When you have your kernel highlighted, press “e” to edit it.
Go down to the “linux” line and press “ctrl+e” to get to the end of the line.
Delete the “quiet” and “rhgb”
Add “rd.break enforcing=0” to the end of the line:
Press ctrl+x to save changes and boot
You’ll be taken the following prompt:
From here do mount -o remount,rw /sysroot
Now do chroot /sysroot
Now we can run the passwd command to change the root password
Login to root
Then run restorecon /etc/shadow then reboot
Identify CPU/memory intensive processes and kill processes
To find the top processes on RHEL use the command “top”
To kill a process do kill [pid] if root, otherwise use sudo kill [pid] this sends a SIGTERM signal to the process.
To find the pids of a process you can use pgrep [command]

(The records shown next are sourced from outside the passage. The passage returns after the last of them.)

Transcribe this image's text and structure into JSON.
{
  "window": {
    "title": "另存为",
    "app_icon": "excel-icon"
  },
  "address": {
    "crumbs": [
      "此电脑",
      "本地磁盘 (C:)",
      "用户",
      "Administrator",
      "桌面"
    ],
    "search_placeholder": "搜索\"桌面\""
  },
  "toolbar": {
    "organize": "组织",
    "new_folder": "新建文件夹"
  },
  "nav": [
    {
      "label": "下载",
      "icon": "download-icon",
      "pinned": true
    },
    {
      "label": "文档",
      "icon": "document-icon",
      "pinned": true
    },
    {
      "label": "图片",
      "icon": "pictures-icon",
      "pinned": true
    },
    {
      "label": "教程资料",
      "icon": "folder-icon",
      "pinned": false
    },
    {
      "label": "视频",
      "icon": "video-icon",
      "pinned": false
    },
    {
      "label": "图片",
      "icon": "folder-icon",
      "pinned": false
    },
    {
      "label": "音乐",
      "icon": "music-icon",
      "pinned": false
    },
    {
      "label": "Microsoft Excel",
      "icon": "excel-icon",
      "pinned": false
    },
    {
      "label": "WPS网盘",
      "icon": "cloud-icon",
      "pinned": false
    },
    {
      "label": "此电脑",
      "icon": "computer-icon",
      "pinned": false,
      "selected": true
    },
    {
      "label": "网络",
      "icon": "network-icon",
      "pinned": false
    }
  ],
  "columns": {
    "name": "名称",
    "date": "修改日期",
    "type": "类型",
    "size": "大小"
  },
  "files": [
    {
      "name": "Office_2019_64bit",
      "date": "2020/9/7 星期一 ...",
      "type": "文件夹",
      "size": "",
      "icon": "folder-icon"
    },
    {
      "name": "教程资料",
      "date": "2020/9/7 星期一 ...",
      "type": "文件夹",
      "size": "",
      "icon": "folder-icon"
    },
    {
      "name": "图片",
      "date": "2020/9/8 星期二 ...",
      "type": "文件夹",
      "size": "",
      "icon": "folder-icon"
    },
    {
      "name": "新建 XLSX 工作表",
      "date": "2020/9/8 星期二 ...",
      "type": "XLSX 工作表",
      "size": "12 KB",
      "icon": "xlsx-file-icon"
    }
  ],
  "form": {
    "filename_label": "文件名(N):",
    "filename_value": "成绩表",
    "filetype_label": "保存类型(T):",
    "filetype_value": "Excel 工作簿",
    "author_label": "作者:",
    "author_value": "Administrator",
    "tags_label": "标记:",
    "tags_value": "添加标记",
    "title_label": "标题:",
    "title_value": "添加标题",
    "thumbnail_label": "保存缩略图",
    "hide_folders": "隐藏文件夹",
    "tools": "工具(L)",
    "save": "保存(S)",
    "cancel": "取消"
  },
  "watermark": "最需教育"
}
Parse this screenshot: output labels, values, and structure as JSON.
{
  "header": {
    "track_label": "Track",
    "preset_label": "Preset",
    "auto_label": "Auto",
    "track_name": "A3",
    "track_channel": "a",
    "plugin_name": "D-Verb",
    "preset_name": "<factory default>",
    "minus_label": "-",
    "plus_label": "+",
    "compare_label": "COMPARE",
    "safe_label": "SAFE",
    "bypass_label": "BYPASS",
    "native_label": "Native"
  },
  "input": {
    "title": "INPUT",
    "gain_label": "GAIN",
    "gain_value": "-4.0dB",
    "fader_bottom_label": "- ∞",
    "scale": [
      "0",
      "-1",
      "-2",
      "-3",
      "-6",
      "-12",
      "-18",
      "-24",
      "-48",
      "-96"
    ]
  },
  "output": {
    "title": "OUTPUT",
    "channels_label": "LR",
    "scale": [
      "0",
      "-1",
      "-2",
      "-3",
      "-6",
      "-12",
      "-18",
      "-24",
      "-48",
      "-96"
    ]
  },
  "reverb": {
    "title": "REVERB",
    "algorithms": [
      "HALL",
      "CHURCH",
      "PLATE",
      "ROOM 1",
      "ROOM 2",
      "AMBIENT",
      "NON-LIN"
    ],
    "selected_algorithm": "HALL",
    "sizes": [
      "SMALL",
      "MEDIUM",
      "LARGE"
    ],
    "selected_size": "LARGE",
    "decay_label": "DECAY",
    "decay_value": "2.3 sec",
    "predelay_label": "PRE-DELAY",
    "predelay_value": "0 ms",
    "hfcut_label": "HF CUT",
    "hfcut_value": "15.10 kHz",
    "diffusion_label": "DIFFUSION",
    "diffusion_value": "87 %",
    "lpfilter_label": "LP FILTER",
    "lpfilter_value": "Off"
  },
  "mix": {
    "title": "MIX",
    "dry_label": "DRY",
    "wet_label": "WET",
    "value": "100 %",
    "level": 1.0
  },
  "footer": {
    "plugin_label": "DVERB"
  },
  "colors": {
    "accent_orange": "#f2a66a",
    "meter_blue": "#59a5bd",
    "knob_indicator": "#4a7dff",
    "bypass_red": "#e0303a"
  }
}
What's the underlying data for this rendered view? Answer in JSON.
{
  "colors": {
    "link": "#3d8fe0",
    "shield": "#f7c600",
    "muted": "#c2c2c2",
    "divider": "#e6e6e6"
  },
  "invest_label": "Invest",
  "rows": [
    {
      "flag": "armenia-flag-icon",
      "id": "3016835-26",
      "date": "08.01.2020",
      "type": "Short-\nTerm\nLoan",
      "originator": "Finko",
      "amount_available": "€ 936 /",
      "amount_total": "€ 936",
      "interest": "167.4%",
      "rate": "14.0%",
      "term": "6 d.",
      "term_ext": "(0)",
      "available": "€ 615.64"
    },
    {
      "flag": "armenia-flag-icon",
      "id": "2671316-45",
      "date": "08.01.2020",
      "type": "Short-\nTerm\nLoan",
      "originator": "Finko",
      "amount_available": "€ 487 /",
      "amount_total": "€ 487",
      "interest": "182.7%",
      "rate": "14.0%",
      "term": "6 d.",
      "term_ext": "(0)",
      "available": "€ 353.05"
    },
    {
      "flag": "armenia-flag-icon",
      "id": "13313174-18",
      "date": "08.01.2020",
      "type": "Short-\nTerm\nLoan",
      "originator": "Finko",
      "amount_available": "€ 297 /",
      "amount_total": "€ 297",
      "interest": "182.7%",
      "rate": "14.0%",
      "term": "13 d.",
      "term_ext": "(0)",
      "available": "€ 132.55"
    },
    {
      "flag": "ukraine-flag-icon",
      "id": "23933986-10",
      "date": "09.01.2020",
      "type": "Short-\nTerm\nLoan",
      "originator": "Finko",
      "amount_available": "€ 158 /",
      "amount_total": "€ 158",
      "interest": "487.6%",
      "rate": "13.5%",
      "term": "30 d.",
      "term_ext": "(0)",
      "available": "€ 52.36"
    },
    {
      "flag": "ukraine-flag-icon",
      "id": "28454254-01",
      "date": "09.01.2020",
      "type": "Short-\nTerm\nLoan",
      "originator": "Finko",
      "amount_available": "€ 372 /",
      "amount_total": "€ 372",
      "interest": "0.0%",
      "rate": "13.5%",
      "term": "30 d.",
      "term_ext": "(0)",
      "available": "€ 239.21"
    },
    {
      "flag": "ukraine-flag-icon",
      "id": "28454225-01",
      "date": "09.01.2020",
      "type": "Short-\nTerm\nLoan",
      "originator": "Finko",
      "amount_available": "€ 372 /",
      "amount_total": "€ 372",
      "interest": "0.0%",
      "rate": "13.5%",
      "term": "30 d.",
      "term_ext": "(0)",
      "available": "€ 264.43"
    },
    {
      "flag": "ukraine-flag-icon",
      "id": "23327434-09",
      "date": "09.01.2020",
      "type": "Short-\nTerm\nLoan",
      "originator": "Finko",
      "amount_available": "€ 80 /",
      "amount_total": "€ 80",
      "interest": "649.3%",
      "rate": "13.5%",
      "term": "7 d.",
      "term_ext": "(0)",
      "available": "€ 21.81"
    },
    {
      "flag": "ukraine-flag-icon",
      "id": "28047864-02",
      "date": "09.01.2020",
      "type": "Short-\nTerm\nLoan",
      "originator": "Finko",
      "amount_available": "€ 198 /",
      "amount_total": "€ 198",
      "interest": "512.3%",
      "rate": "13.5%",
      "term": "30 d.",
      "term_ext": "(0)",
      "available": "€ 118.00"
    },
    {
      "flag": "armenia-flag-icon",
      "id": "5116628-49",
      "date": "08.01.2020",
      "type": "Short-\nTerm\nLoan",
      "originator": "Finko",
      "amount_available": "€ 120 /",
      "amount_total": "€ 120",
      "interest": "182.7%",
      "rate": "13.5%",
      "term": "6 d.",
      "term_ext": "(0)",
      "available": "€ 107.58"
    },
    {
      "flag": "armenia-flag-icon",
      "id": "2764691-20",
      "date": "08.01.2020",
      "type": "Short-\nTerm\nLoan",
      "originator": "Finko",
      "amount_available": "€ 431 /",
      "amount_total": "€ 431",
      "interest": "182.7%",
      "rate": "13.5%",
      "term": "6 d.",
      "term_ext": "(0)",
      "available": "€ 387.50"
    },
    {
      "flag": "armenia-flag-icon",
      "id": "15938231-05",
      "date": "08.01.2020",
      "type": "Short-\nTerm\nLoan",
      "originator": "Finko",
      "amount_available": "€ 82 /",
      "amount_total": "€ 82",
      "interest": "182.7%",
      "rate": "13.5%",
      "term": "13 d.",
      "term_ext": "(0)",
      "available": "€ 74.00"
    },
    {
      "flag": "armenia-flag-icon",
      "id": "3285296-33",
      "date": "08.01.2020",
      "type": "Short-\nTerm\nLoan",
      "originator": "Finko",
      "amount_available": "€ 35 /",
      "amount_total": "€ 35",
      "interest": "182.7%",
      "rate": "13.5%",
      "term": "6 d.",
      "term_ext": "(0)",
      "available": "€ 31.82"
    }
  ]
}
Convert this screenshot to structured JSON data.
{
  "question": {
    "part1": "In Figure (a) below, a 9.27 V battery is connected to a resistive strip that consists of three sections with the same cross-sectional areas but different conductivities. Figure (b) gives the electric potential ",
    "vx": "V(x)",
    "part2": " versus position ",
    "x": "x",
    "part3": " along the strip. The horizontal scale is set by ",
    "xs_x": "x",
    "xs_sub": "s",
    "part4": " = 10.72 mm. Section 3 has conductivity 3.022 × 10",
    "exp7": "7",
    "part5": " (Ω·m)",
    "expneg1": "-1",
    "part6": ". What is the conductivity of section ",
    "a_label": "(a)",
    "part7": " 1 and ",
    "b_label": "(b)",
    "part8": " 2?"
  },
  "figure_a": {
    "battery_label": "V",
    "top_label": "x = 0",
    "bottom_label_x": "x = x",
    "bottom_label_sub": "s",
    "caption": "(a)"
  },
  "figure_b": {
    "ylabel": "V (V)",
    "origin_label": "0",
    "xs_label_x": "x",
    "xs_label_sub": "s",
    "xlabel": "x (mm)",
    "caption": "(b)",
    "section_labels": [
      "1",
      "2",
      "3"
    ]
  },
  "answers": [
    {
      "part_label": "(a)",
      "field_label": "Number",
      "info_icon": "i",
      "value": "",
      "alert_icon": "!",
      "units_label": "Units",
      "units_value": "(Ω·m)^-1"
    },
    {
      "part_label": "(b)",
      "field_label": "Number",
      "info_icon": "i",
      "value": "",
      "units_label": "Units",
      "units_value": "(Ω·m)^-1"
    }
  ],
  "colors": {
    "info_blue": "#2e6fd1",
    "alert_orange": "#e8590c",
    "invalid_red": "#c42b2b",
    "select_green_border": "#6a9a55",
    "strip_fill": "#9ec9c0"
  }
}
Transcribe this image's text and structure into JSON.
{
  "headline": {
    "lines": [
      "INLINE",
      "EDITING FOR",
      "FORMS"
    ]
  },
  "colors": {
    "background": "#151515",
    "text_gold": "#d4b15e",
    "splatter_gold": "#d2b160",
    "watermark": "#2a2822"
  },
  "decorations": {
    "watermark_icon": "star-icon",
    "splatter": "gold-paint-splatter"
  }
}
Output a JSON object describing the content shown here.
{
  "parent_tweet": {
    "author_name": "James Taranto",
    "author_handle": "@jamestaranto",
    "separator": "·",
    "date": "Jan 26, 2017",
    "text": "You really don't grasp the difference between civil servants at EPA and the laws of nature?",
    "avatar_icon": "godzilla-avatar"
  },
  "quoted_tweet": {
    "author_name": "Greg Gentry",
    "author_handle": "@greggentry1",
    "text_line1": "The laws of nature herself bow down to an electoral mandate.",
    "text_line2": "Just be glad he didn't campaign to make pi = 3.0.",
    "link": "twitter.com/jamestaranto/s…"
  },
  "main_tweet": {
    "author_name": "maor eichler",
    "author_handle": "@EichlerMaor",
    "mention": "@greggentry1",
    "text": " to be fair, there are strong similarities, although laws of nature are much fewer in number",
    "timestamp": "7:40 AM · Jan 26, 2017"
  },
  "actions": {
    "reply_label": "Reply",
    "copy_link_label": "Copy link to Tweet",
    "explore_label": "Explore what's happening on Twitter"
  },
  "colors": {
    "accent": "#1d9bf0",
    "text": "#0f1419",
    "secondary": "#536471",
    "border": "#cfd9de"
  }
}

To kill a process forcefully use kill -9 [pid] this sends a SIGKILL signal to the process.
To start a process with a different priority you can do nice -n [value from -20 to 19] process
The lower the nice value the higher the priority of the process, the higher the nice value the lower the priority of the process. AKA a process that is nicer will be set to interfere with less with programs that are less nice because the priority goes to the meaner processes 😊
To change an already running processes nice value use: renice [+ or – value] -p [pid]
Adjust process scheduling
The default process scheduling algorithm on RHEL is SCHED_OTHER
We can find what scheduling algorithm a process is using with first finding the pid
pidof -s [process]
From there we can use chrt to find the scheduling policy and priority
chrt -p [pid of process]
To see all scheduling policies use chrt -m
To set a process to use a different scheduling policy use chrt [flag of policy] [priority of 0 or higher if applicable] -p [pid]
Manage tuning profiles
RHEL comes with an application called “Tuned” which has different profiles for adjusting the performance of your system.
To install tuned use yum install tuned
To enable tuned use: systemctl enable –now tuned
To check what profile is running use: tuned-adm active
To list available profiles use: tuned-adm list
To switch to a profile use: tuned-adm profile [profile name]
To get a recommended profile use: tuned-adm recommend
You can set your profile to be automatically tuned by editing the file at /etc/tuned/tuned-main.conf and setting dynamic_tuning from 0 to 1
You can then enable this by restarting tuned: systemctl restart tuned
Locate and interpret system log files and journals
To get the boot process duration use: systemd-analyze
To get the time spent by each task during boot use: systemd-analyze blame
To get the contents of the system journal use: journalctl
This is probably going to give you more information than you can possible search through manually, to get journal entries related to a particular process you can do journalctl `which [process]`
To get journalctl entries that have a classification of error, use journalctl -p err
Preserve system journals
Journald logs are erased on reboot, to keep them after boot create a directory /var/log/journal then add “SystemMaxUse=50M” to /etc/system/journald.conf
To apply these changes use systemctl restart system-journald
Start, stop, and check the status of network services
Starting a service: systemctl start [service]
Stopping a service: systemctl stop [service]
To check if service is running: systemctl is-active [service]
To check if service is enabled at boot: systemctl is-enabled [service]
Enable a service to run at boot: systemctl enable [service]
Disable service from running at boot: systemctl disable [service]
To permanently disable a service: systemctl mask [service]
To re-activate a permanently disabled service: systemctl unmask [service]
Securely transfer files between systems
To copy a local file to a remote host use: scp [file] [username]@[ip address of remote server]:[file]
In my virtual environment I have a cloned VM connected to an internal network so I can test this out.
To copy all files in a directory to a remote directory use : scp [directory]/* [username]@[ip address of remote server]:[directory]
To copy a file from a remote host to your local host use: scp [username]@[ip address of remote server]:[remote file location] [destination file location]